### WORK REQUEST
Reproduce the listing below in full and exactly; no pictures belong in the copy.
▬▬▬▬▬▬
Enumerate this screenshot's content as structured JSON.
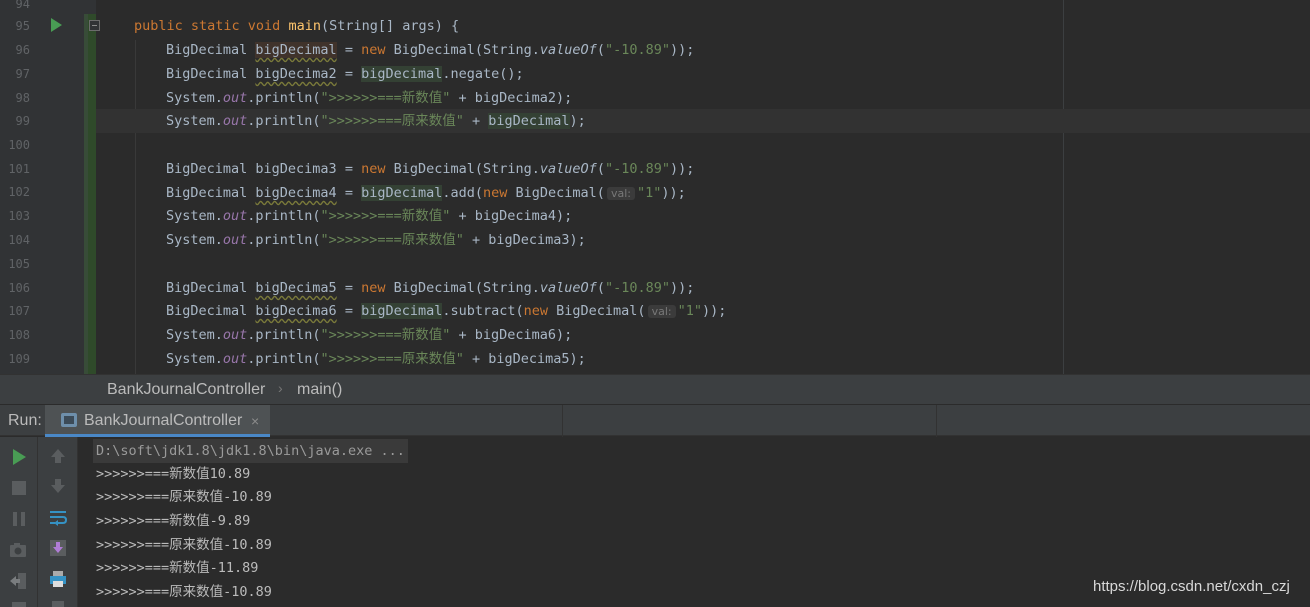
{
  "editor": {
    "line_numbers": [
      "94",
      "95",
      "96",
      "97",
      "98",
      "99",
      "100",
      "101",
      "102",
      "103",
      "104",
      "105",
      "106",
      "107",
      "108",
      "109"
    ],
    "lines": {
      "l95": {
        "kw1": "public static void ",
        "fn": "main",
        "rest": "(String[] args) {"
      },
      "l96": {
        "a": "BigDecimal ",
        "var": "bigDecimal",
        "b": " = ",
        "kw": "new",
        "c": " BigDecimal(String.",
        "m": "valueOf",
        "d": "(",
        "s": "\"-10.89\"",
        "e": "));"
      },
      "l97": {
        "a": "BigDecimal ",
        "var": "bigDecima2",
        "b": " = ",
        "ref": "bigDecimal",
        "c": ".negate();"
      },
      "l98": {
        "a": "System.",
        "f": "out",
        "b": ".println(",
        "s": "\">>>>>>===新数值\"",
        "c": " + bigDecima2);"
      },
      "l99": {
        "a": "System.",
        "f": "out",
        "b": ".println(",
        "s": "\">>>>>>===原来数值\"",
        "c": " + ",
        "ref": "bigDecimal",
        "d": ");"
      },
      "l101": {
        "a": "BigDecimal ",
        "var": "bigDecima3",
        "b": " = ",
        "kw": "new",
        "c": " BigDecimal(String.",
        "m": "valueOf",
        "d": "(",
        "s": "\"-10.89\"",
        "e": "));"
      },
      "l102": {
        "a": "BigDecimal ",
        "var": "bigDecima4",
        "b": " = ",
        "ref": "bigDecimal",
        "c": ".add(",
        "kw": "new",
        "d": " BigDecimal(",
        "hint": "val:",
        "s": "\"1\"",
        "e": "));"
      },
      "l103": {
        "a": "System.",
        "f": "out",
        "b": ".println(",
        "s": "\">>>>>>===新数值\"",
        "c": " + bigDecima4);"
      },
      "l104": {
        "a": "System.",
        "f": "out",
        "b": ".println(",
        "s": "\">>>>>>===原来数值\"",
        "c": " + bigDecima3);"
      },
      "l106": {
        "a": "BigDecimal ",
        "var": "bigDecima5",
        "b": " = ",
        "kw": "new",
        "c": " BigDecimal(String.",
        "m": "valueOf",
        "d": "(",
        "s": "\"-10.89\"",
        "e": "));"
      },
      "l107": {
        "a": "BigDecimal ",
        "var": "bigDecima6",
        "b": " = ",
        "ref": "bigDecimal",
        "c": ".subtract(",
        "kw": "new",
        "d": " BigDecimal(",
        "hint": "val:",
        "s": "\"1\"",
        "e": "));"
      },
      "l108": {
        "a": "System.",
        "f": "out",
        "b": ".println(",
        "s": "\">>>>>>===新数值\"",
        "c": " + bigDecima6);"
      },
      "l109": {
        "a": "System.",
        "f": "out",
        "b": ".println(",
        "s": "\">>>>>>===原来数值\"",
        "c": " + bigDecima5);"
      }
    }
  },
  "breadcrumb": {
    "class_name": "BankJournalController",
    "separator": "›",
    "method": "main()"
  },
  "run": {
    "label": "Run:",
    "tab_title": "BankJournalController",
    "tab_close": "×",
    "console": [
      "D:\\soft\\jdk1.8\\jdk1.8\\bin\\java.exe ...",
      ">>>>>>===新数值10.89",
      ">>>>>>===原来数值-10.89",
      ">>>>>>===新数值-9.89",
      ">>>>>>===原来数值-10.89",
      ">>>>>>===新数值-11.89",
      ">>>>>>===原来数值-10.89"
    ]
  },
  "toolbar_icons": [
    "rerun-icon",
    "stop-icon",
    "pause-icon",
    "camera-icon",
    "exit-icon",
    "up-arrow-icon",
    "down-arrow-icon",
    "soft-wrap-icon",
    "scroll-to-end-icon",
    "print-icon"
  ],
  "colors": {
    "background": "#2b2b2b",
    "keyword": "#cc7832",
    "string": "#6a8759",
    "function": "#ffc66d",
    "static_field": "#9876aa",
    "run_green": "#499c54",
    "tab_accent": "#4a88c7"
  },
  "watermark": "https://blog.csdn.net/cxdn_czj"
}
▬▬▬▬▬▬
### RESPONSE TO THE EXERCISE
Enumerate this screenshot's content as structured JSON.
{
  "editor": {
    "line_numbers": [
      "94",
      "95",
      "96",
      "97",
      "98",
      "99",
      "100",
      "101",
      "102",
      "103",
      "104",
      "105",
      "106",
      "107",
      "108",
      "109"
    ],
    "lines": {
      "l95": {
        "kw1": "public static void ",
        "fn": "main",
        "rest": "(String[] args) {"
      },
      "l96": {
        "a": "BigDecimal ",
        "var": "bigDecimal",
        "b": " = ",
        "kw": "new",
        "c": " BigDecimal(String.",
        "m": "valueOf",
        "d": "(",
        "s": "\"-10.89\"",
        "e": "));"
      },
      "l97": {
        "a": "BigDecimal ",
        "var": "bigDecima2",
        "b": " = ",
        "ref": "bigDecimal",
        "c": ".negate();"
      },
      "l98": {
        "a": "System.",
        "f": "out",
        "b": ".println(",
        "s": "\">>>>>>===新数值\"",
        "c": " + bigDecima2);"
      },
      "l99": {
        "a": "System.",
        "f": "out",
        "b": ".println(",
        "s": "\">>>>>>===原来数值\"",
        "c": " + ",
        "ref": "bigDecimal",
        "d": ");"
      },
      "l101": {
        "a": "BigDecimal ",
        "var": "bigDecima3",
        "b": " = ",
        "kw": "new",
        "c": " BigDecimal(String.",
        "m": "valueOf",
        "d": "(",
        "s": "\"-10.89\"",
        "e": "));"
      },
      "l102": {
        "a": "BigDecimal ",
        "var": "bigDecima4",
        "b": " = ",
        "ref": "bigDecimal",
        "c": ".add(",
        "kw": "new",
        "d": " BigDecimal(",
        "hint": "val:",
        "s": "\"1\"",
        "e": "));"
      },
      "l103": {
        "a": "System.",
        "f": "out",
        "b": ".println(",
        "s": "\">>>>>>===新数值\"",
        "c": " + bigDecima4);"
      },
      "l104": {
        "a": "System.",
        "f": "out",
        "b": ".println(",
        "s": "\">>>>>>===原来数值\"",
        "c": " + bigDecima3);"
      },
      "l106": {
        "a": "BigDecimal ",
        "var": "bigDecima5",
        "b": " = ",
        "kw": "new",
        "c": " BigDecimal(String.",
        "m": "valueOf",
        "d": "(",
        "s": "\"-10.89\"",
        "e": "));"
      },
      "l107": {
        "a": "BigDecimal ",
        "var": "bigDecima6",
        "b": " = ",
        "ref": "bigDecimal",
        "c": ".subtract(",
        "kw": "new",
        "d": " BigDecimal(",
        "hint": "val:",
        "s": "\"1\"",
        "e": "));"
      },
      "l108": {
        "a": "System.",
        "f": "out",
        "b": ".println(",
        "s": "\">>>>>>===新数值\"",
        "c": " + bigDecima6);"
      },
      "l109": {
        "a": "System.",
        "f": "out",
        "b": ".println(",
        "s": "\">>>>>>===原来数值\"",
        "c": " + bigDecima5);"
      }
    }
  },
  "breadcrumb": {
    "class_name": "BankJournalController",
    "separator": "›",
    "method": "main()"
  },
  "run": {
    "label": "Run:",
    "tab_title": "BankJournalController",
    "tab_close": "×",
    "console": [
      "D:\\soft\\jdk1.8\\jdk1.8\\bin\\java.exe ...",
      ">>>>>>===新数值10.89",
      ">>>>>>===原来数值-10.89",
      ">>>>>>===新数值-9.89",
      ">>>>>>===原来数值-10.89",
      ">>>>>>===新数值-11.89",
      ">>>>>>===原来数值-10.89"
    ]
  },
  "toolbar_icons": [
    "rerun-icon",
    "stop-icon",
    "pause-icon",
    "camera-icon",
    "exit-icon",
    "up-arrow-icon",
    "down-arrow-icon",
    "soft-wrap-icon",
    "scroll-to-end-icon",
    "print-icon"
  ],
  "colors": {
    "background": "#2b2b2b",
    "keyword": "#cc7832",
    "string": "#6a8759",
    "function": "#ffc66d",
    "static_field": "#9876aa",
    "run_green": "#499c54",
    "tab_accent": "#4a88c7"
  },
  "watermark": "https://blog.csdn.net/cxdn_czj"
}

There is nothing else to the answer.